PROBLEM TO WORK ON: Write out the entries below exactly as they stand. Skip every image.

Component data from apps and pages:
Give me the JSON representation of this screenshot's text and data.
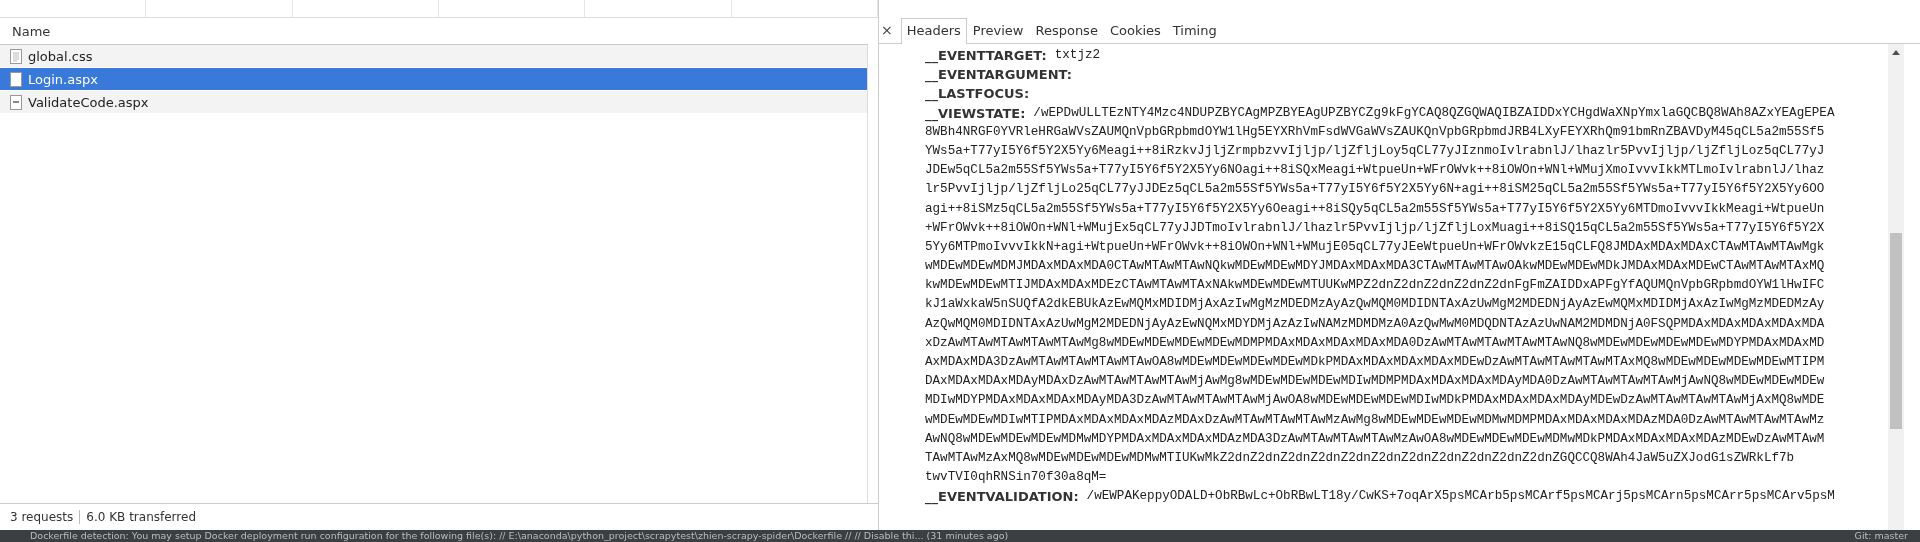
{
  "request_list": {
    "column_header": "Name",
    "rows": [
      {
        "name": "global.css",
        "kind": "stylesheet",
        "selected": false
      },
      {
        "name": "Login.aspx",
        "kind": "document",
        "selected": true
      },
      {
        "name": "ValidateCode.aspx",
        "kind": "image",
        "selected": false
      }
    ]
  },
  "status_bar": {
    "request_count": "3 requests",
    "transferred": "6.0 KB transferred"
  },
  "detail_panel": {
    "close": "×",
    "tabs": [
      {
        "label": "Headers",
        "selected": true
      },
      {
        "label": "Preview",
        "selected": false
      },
      {
        "label": "Response",
        "selected": false
      },
      {
        "label": "Cookies",
        "selected": false
      },
      {
        "label": "Timing",
        "selected": false
      }
    ],
    "form_data": [
      {
        "key": "__EVENTTARGET:",
        "value_lines": [
          "txtjz2"
        ]
      },
      {
        "key": "__EVENTARGUMENT:"
      },
      {
        "key": "__LASTFOCUS:"
      },
      {
        "key": "__VIEWSTATE:",
        "value_lines": [
          "/wEPDwULLTEzNTY4Mzc4NDUPZBYCAgMPZBYEAgUPZBYCZg9kFgYCAQ8QZGQWAQIBZAIDDxYCHgdWaXNpYmxlaGQCBQ8WAh8AZxYEAgEPEA",
          "8WBh4NRGF0YVRleHRGaWVsZAUMQnVpbGRpbmdOYW1lHg5EYXRhVmFsdWVGaWVsZAUKQnVpbGRpbmdJRB4LXyFEYXRhQm91bmRnZBAVDyM45qCL5a2m55Sf5",
          "YWs5a+T77yI5Y6f5Y2X5Yy6Meagi++8iRzkvJjljZrmpbzvvIjljp/ljZfljLoy5qCL77yJIznmoIvlrabnlJ/lhazlr5PvvIjljp/ljZfljLoz5qCL77yJ",
          "JDEw5qCL5a2m55Sf5YWs5a+T77yI5Y6f5Y2X5Yy6NOagi++8iSQxMeagi+WtpueUn+WFrOWvk++8iOWOn+WNl+WMujXmoIvvvIkkMTLmoIvlrabnlJ/lhaz",
          "lr5PvvIjljp/ljZfljLo25qCL77yJJDEz5qCL5a2m55Sf5YWs5a+T77yI5Y6f5Y2X5Yy6N+agi++8iSM25qCL5a2m55Sf5YWs5a+T77yI5Y6f5Y2X5Yy6OO",
          "agi++8iSMz5qCL5a2m55Sf5YWs5a+T77yI5Y6f5Y2X5Yy6Oeagi++8iSQy5qCL5a2m55Sf5YWs5a+T77yI5Y6f5Y2X5Yy6MTDmoIvvvIkkMeagi+WtpueUn",
          "+WFrOWvk++8iOWOn+WNl+WMujEx5qCL77yJJDTmoIvlrabnlJ/lhazlr5PvvIjljp/ljZfljLoxMuagi++8iSQ15qCL5a2m55Sf5YWs5a+T77yI5Y6f5Y2X",
          "5Yy6MTPmoIvvvIkkN+agi+WtpueUn+WFrOWvk++8iOWOn+WNl+WMujE05qCL77yJEeWtpueUn+WFrOWvkzE15qCLFQ8JMDAxMDAxMDAxCTAwMTAwMTAwMgk",
          "wMDEwMDEwMDMJMDAxMDAxMDA0CTAwMTAwMTAwNQkwMDEwMDEwMDYJMDAxMDAxMDA3CTAwMTAwMTAwOAkwMDEwMDEwMDkJMDAxMDAxMDEwCTAwMTAwMTAxMQ",
          "kwMDEwMDEwMTIJMDAxMDAxMDEzCTAwMTAwMTAxNAkwMDEwMDEwMTUUKwMPZ2dnZ2dnZ2dnZ2dnZ2dnFgFmZAIDDxAPFgYfAQUMQnVpbGRpbmdOYW1lHwIFC",
          "kJ1aWxkaW5nSUQfA2dkEBUkAzEwMQMxMDIDMjAxAzIwMgMzMDEDMzAyAzQwMQM0MDIDNTAxAzUwMgM2MDEDNjAyAzEwMQMxMDIDMjAxAzIwMgMzMDEDMzAy",
          "AzQwMQM0MDIDNTAxAzUwMgM2MDEDNjAyAzEwNQMxMDYDMjAzAzIwNAMzMDMDMzA0AzQwMwM0MDQDNTAzAzUwNAM2MDMDNjA0FSQPMDAxMDAxMDAxMDAxMDA",
          "xDzAwMTAwMTAwMTAwMTAwMg8wMDEwMDEwMDEwMDEwMDMPMDAxMDAxMDAxMDAxMDA0DzAwMTAwMTAwMTAwMTAwNQ8wMDEwMDEwMDEwMDEwMDYPMDAxMDAxMD",
          "AxMDAxMDA3DzAwMTAwMTAwMTAwMTAwOA8wMDEwMDEwMDEwMDEwMDkPMDAxMDAxMDAxMDAxMDEwDzAwMTAwMTAwMTAwMTAxMQ8wMDEwMDEwMDEwMDEwMTIPM",
          "DAxMDAxMDAxMDAyMDAxDzAwMTAwMTAwMTAwMjAwMg8wMDEwMDEwMDEwMDIwMDMPMDAxMDAxMDAxMDAyMDA0DzAwMTAwMTAwMTAwMjAwNQ8wMDEwMDEwMDEw",
          "MDIwMDYPMDAxMDAxMDAxMDAyMDA3DzAwMTAwMTAwMTAwMjAwOA8wMDEwMDEwMDEwMDIwMDkPMDAxMDAxMDAxMDAyMDEwDzAwMTAwMTAwMTAwMjAxMQ8wMDE",
          "wMDEwMDEwMDIwMTIPMDAxMDAxMDAxMDAzMDAxDzAwMTAwMTAwMTAwMzAwMg8wMDEwMDEwMDEwMDMwMDMPMDAxMDAxMDAxMDAzMDA0DzAwMTAwMTAwMTAwMz",
          "AwNQ8wMDEwMDEwMDEwMDMwMDYPMDAxMDAxMDAxMDAzMDA3DzAwMTAwMTAwMTAwMzAwOA8wMDEwMDEwMDEwMDMwMDkPMDAxMDAxMDAxMDAzMDEwDzAwMTAwM",
          "TAwMTAwMzAxMQ8wMDEwMDEwMDEwMDMwMTIUKwMkZ2dnZ2dnZ2dnZ2dnZ2dnZ2dnZ2dnZ2dnZ2dnZ2dnZ2dnZGQCCQ8WAh4JaW5uZXJodG1sZWRkLf7b",
          "twvTVI0qhRNSin70f30a8qM="
        ]
      },
      {
        "key": "__EVENTVALIDATION:",
        "value_lines": [
          "/wEWPAKeppyODALD+ObRBwLc+ObRBwLT18y/CwKS+7oqArX5psMCArb5psMCArf5psMCArj5psMCArn5psMCArr5psMCArv5psM"
        ]
      }
    ]
  },
  "ide_status_bar": {
    "message": "Dockerfile detection: You may setup Docker deployment run configuration for the following file(s): // E:\\anaconda\\python_project\\scrapytest\\zhien-scrapy-spider\\Dockerfile // // Disable thi... (31 minutes ago)",
    "branch": "Git: master"
  }
}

ANSWER AREA:
Give me the JSON representation of this screenshot's text and data.
{
  "request_list": {
    "column_header": "Name",
    "rows": [
      {
        "name": "global.css",
        "kind": "stylesheet",
        "selected": false
      },
      {
        "name": "Login.aspx",
        "kind": "document",
        "selected": true
      },
      {
        "name": "ValidateCode.aspx",
        "kind": "image",
        "selected": false
      }
    ]
  },
  "status_bar": {
    "request_count": "3 requests",
    "transferred": "6.0 KB transferred"
  },
  "detail_panel": {
    "close": "×",
    "tabs": [
      {
        "label": "Headers",
        "selected": true
      },
      {
        "label": "Preview",
        "selected": false
      },
      {
        "label": "Response",
        "selected": false
      },
      {
        "label": "Cookies",
        "selected": false
      },
      {
        "label": "Timing",
        "selected": false
      }
    ],
    "form_data": [
      {
        "key": "__EVENTTARGET:",
        "value_lines": [
          "txtjz2"
        ]
      },
      {
        "key": "__EVENTARGUMENT:"
      },
      {
        "key": "__LASTFOCUS:"
      },
      {
        "key": "__VIEWSTATE:",
        "value_lines": [
          "/wEPDwULLTEzNTY4Mzc4NDUPZBYCAgMPZBYEAgUPZBYCZg9kFgYCAQ8QZGQWAQIBZAIDDxYCHgdWaXNpYmxlaGQCBQ8WAh8AZxYEAgEPEA",
          "8WBh4NRGF0YVRleHRGaWVsZAUMQnVpbGRpbmdOYW1lHg5EYXRhVmFsdWVGaWVsZAUKQnVpbGRpbmdJRB4LXyFEYXRhQm91bmRnZBAVDyM45qCL5a2m55Sf5",
          "YWs5a+T77yI5Y6f5Y2X5Yy6Meagi++8iRzkvJjljZrmpbzvvIjljp/ljZfljLoy5qCL77yJIznmoIvlrabnlJ/lhazlr5PvvIjljp/ljZfljLoz5qCL77yJ",
          "JDEw5qCL5a2m55Sf5YWs5a+T77yI5Y6f5Y2X5Yy6NOagi++8iSQxMeagi+WtpueUn+WFrOWvk++8iOWOn+WNl+WMujXmoIvvvIkkMTLmoIvlrabnlJ/lhaz",
          "lr5PvvIjljp/ljZfljLo25qCL77yJJDEz5qCL5a2m55Sf5YWs5a+T77yI5Y6f5Y2X5Yy6N+agi++8iSM25qCL5a2m55Sf5YWs5a+T77yI5Y6f5Y2X5Yy6OO",
          "agi++8iSMz5qCL5a2m55Sf5YWs5a+T77yI5Y6f5Y2X5Yy6Oeagi++8iSQy5qCL5a2m55Sf5YWs5a+T77yI5Y6f5Y2X5Yy6MTDmoIvvvIkkMeagi+WtpueUn",
          "+WFrOWvk++8iOWOn+WNl+WMujEx5qCL77yJJDTmoIvlrabnlJ/lhazlr5PvvIjljp/ljZfljLoxMuagi++8iSQ15qCL5a2m55Sf5YWs5a+T77yI5Y6f5Y2X",
          "5Yy6MTPmoIvvvIkkN+agi+WtpueUn+WFrOWvk++8iOWOn+WNl+WMujE05qCL77yJEeWtpueUn+WFrOWvkzE15qCLFQ8JMDAxMDAxMDAxCTAwMTAwMTAwMgk",
          "wMDEwMDEwMDMJMDAxMDAxMDA0CTAwMTAwMTAwNQkwMDEwMDEwMDYJMDAxMDAxMDA3CTAwMTAwMTAwOAkwMDEwMDEwMDkJMDAxMDAxMDEwCTAwMTAwMTAxMQ",
          "kwMDEwMDEwMTIJMDAxMDAxMDEzCTAwMTAwMTAxNAkwMDEwMDEwMTUUKwMPZ2dnZ2dnZ2dnZ2dnZ2dnFgFmZAIDDxAPFgYfAQUMQnVpbGRpbmdOYW1lHwIFC",
          "kJ1aWxkaW5nSUQfA2dkEBUkAzEwMQMxMDIDMjAxAzIwMgMzMDEDMzAyAzQwMQM0MDIDNTAxAzUwMgM2MDEDNjAyAzEwMQMxMDIDMjAxAzIwMgMzMDEDMzAy",
          "AzQwMQM0MDIDNTAxAzUwMgM2MDEDNjAyAzEwNQMxMDYDMjAzAzIwNAMzMDMDMzA0AzQwMwM0MDQDNTAzAzUwNAM2MDMDNjA0FSQPMDAxMDAxMDAxMDAxMDA",
          "xDzAwMTAwMTAwMTAwMTAwMg8wMDEwMDEwMDEwMDEwMDMPMDAxMDAxMDAxMDAxMDA0DzAwMTAwMTAwMTAwMTAwNQ8wMDEwMDEwMDEwMDEwMDYPMDAxMDAxMD",
          "AxMDAxMDA3DzAwMTAwMTAwMTAwMTAwOA8wMDEwMDEwMDEwMDEwMDkPMDAxMDAxMDAxMDAxMDEwDzAwMTAwMTAwMTAwMTAxMQ8wMDEwMDEwMDEwMDEwMTIPM",
          "DAxMDAxMDAxMDAyMDAxDzAwMTAwMTAwMTAwMjAwMg8wMDEwMDEwMDEwMDIwMDMPMDAxMDAxMDAxMDAyMDA0DzAwMTAwMTAwMTAwMjAwNQ8wMDEwMDEwMDEw",
          "MDIwMDYPMDAxMDAxMDAxMDAyMDA3DzAwMTAwMTAwMTAwMjAwOA8wMDEwMDEwMDEwMDIwMDkPMDAxMDAxMDAxMDAyMDEwDzAwMTAwMTAwMTAwMjAxMQ8wMDE",
          "wMDEwMDEwMDIwMTIPMDAxMDAxMDAxMDAzMDAxDzAwMTAwMTAwMTAwMzAwMg8wMDEwMDEwMDEwMDMwMDMPMDAxMDAxMDAxMDAzMDA0DzAwMTAwMTAwMTAwMz",
          "AwNQ8wMDEwMDEwMDEwMDMwMDYPMDAxMDAxMDAxMDAzMDA3DzAwMTAwMTAwMTAwMzAwOA8wMDEwMDEwMDEwMDMwMDkPMDAxMDAxMDAxMDAzMDEwDzAwMTAwM",
          "TAwMTAwMzAxMQ8wMDEwMDEwMDEwMDMwMTIUKwMkZ2dnZ2dnZ2dnZ2dnZ2dnZ2dnZ2dnZ2dnZ2dnZ2dnZ2dnZGQCCQ8WAh4JaW5uZXJodG1sZWRkLf7b",
          "twvTVI0qhRNSin70f30a8qM="
        ]
      },
      {
        "key": "__EVENTVALIDATION:",
        "value_lines": [
          "/wEWPAKeppyODALD+ObRBwLc+ObRBwLT18y/CwKS+7oqArX5psMCArb5psMCArf5psMCArj5psMCArn5psMCArr5psMCArv5psM"
        ]
      }
    ]
  },
  "ide_status_bar": {
    "message": "Dockerfile detection: You may setup Docker deployment run configuration for the following file(s): // E:\\anaconda\\python_project\\scrapytest\\zhien-scrapy-spider\\Dockerfile // // Disable thi... (31 minutes ago)",
    "branch": "Git: master"
  }
}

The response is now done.